Disclaimer: I’m not a crypto expert. Please feel free to correct me in the comments.
Proof of work
Proof of work describes how new cryptocurrency coins are created, how cryptocurrency transactions are validated, and it determines how quickly new cryto coins are created. For this article, we’ll discuss proof of work in terms of bitcoin, however there are many other proof of work cryptocurrencies.
At a high level, to generate, or “discover”, new bitcoins, computers do puzzles that generate hashes. Hashes are long strings of characters, like this “81019284c2f9615e20a6825c…”. Once a computer running the bitcoin software has successfully generated a hash, called “mining”, the hash is checked to see if it happens to be a valid bitcoin. Sometimes it is, but most of the time it isn’t.
The work done to create the new hash also has the important side-effect of validating transactions on the blockchain. In addition to potentially generating a new block, miners are paid transaction fees to validate transactions. At some point all 21 million bitcoins will have been mined and no more will be created. At that point, transaction fees will be the sole incentive for miners to continue validating transactions.
To modulate the speed of coin creation, the difficulty of the work that’s necessary to mine a bitcoin block automatically gets adjusted to be more difficult when miners generate hashes faster. Conversely, the work is adjusted to be easier if the overall rate of coin creation decreases. For example, the difficulty decreased recently when China banned bitcoin mining and lots of mining computers went offline.
So when you generate a new bitcoin, you’re “proving” that you did the work to create it. This is what allows bitcoin to be decentralized–anyone can create one if they do the work, no one can create one without doing the work.
Some people consider the energy used to create new bitcoins to be wasteful. I won’t try to argue for that one way or another, but because of this, many other types of cryptocurrencies use other types of proofs to create new coins. The most popular alternative to proof of work is what Ethereum 2 uses, which is called proof of stake.

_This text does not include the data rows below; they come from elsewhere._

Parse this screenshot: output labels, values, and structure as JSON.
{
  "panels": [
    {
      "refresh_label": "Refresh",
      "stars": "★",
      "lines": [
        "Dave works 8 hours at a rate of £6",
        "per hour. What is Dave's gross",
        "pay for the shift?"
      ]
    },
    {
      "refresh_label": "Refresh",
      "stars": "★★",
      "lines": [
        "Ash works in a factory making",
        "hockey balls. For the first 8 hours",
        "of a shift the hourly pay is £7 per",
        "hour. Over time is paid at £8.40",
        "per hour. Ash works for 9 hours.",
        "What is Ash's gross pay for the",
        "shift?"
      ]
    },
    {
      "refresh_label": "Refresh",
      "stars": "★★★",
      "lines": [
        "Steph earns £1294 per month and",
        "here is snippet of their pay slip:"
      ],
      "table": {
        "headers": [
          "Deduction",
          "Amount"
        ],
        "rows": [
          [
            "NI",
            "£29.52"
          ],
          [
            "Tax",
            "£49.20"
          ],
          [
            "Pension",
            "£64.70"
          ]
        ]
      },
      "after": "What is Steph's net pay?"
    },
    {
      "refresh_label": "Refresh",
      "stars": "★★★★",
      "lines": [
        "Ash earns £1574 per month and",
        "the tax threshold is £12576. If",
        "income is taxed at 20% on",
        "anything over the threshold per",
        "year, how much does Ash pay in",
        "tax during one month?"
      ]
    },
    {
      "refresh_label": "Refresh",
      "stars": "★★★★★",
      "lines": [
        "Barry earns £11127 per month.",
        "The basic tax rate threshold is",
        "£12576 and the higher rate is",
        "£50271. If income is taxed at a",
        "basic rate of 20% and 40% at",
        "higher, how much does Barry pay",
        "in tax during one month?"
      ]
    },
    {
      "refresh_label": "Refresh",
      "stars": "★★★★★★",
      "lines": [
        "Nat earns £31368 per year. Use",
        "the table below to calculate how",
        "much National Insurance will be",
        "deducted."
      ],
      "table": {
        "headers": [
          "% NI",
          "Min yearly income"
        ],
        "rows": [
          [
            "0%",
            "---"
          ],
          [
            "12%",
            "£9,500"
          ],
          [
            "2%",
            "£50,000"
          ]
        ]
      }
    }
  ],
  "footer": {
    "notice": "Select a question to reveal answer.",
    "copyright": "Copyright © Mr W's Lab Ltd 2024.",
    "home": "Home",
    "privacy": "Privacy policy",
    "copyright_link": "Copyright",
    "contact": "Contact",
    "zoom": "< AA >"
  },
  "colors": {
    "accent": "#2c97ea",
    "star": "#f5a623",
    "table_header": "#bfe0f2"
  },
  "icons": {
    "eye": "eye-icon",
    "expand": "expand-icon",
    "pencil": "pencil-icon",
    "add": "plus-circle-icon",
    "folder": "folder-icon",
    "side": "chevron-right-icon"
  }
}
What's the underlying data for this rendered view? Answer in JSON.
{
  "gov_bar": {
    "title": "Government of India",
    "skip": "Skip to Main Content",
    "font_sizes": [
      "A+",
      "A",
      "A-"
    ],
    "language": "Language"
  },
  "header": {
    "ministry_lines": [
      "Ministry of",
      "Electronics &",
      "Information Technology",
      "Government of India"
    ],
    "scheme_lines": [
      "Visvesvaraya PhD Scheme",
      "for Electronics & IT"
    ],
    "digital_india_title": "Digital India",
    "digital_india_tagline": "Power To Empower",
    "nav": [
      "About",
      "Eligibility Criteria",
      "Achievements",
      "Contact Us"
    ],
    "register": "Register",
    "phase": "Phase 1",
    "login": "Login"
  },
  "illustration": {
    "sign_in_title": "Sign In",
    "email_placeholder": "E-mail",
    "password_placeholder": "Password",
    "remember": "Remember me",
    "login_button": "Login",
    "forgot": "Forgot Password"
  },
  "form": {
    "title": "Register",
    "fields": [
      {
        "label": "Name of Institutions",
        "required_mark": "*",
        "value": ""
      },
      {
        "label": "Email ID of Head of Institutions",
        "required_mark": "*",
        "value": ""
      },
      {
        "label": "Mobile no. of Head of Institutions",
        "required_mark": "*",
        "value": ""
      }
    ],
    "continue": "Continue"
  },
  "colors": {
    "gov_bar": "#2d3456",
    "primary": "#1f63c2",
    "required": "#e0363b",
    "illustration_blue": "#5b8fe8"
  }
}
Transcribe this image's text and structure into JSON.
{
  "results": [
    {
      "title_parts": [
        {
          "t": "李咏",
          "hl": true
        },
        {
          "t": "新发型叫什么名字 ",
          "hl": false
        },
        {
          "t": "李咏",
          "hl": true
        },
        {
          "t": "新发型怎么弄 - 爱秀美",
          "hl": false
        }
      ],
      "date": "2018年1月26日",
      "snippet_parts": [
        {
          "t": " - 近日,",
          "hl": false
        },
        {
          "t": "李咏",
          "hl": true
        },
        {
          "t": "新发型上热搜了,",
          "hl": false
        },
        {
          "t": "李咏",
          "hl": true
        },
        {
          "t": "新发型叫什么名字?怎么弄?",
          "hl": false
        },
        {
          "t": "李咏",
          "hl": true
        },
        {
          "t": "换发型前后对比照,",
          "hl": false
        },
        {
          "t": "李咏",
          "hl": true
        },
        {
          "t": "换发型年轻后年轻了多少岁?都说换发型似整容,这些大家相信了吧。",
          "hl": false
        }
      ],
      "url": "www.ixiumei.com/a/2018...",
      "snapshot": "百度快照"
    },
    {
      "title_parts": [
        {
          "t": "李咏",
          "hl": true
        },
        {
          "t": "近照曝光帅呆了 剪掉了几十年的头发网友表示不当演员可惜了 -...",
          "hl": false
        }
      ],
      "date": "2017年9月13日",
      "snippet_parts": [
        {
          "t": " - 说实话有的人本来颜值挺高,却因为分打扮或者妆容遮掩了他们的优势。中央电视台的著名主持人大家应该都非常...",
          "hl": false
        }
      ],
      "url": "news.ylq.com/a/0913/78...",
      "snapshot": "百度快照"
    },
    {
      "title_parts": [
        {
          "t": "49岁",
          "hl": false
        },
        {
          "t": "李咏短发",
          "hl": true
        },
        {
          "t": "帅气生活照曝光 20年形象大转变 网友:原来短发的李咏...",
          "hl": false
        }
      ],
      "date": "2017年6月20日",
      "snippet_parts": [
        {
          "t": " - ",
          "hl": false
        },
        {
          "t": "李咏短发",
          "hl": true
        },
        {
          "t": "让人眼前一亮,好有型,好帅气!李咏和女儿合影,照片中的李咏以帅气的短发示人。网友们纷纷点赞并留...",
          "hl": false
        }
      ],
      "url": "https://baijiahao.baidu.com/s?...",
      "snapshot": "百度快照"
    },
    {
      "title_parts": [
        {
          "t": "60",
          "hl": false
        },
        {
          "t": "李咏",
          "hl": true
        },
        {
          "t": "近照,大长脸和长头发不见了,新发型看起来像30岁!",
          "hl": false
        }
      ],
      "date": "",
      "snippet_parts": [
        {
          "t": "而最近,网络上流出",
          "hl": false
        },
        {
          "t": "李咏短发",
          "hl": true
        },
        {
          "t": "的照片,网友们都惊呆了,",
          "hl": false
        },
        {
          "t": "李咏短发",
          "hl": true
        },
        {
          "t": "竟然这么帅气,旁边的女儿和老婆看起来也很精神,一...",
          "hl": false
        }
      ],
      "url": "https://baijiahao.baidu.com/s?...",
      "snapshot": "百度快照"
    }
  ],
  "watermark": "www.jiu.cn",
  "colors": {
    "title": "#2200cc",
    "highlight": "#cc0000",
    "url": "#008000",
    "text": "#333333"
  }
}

Proof of stake
Proof of stake also describes how some new crypto currency is created. The main benefit is that it uses significantly less energy.
For proof of stake to work, an initial quantity of the cryptocurrency has to be somehow distributed to a lot of people first. This process, which we’ll call bootstrapping, can happen in any number of ways. For example, the cryptocurrency can be given away or, in the case of Ethereum, it can be mined using proof of work for several years, then switched to proof of stake later.
In some proof of stake cryptocurrencies, no new coins are created in the future. Proof of stake is only used to validate transactions being added to the blockchain. I’ll explain how that works shortly.
Once the cryptocurrency has become proof of stake, if the currency does create new coin, they’re generated without the requirement to generate hashes by solving puzzles. The newly created coins are instead given to everyone who already holds some of the cryptocurrency as long as they’ve “staked” the currency.
To stake the currency, you have to lock it so it can’t be spent or transferred for a specified period of time. Then, when new coins created, anyone who has staked coins will automatically get more coins in an amount proportional to the amount they have staked.
For example: If Bob stakes 10 blogcoins, a fake proof of stake currency, and Maria stakes 20 blogcoins Bob will get 1 new blogcoin and Maria will get 2. In the end, neither is richer or poorer relative to each other than they were before. They just have a larger number of coins.
If neither Bob or Maria gain anything, why create new coins at all? It’s mostly to increase the total number of coins. If you want to sell 20 people a slice of a really big pizza that’s only sliced in 10 pieces, you’d need to cut each slice in half first to “create” 20 slices. You’re not generating more pizza out of thin air, you’re just making it possible to distribute the existing pizza to more people.1
The other function of staking is, as mentioned above, to verify transactions. When you stake your blogcoins, you’re saying “I’m going to validate this block of transactions in exchange for a fee. If I falsely validate it, I understand that the blogcoins I’ve staked will be taken from me. If I validate it correctly, in addition to not losing my staked coins, I’ll get a small reward for doing the validation.” Staking is a way to incentivize good behavior.
Just like energy use is the downside of proof of work, proof of stake’s downside is that it’s less proven in the real world and, as such, potentially less secure. It also could be that it staking results in less liquidity since the incentives to keep your coins staked is very high.
So, that’s a high level summary of why proof of work and proof of stake are different. There’s much more to be said on the subject, but for now, I’ll leave it at that.
1 Because of the way staked coins are distributed, it isn’t inflationary in the same way as a fiat currency like the US Dollar. When new dollars are created they’re not distributed proportionally to everyone who already has dollars. The recipients of the new dollars are the winners, and everyone else loses because the dollars they’ve saved decrease in value.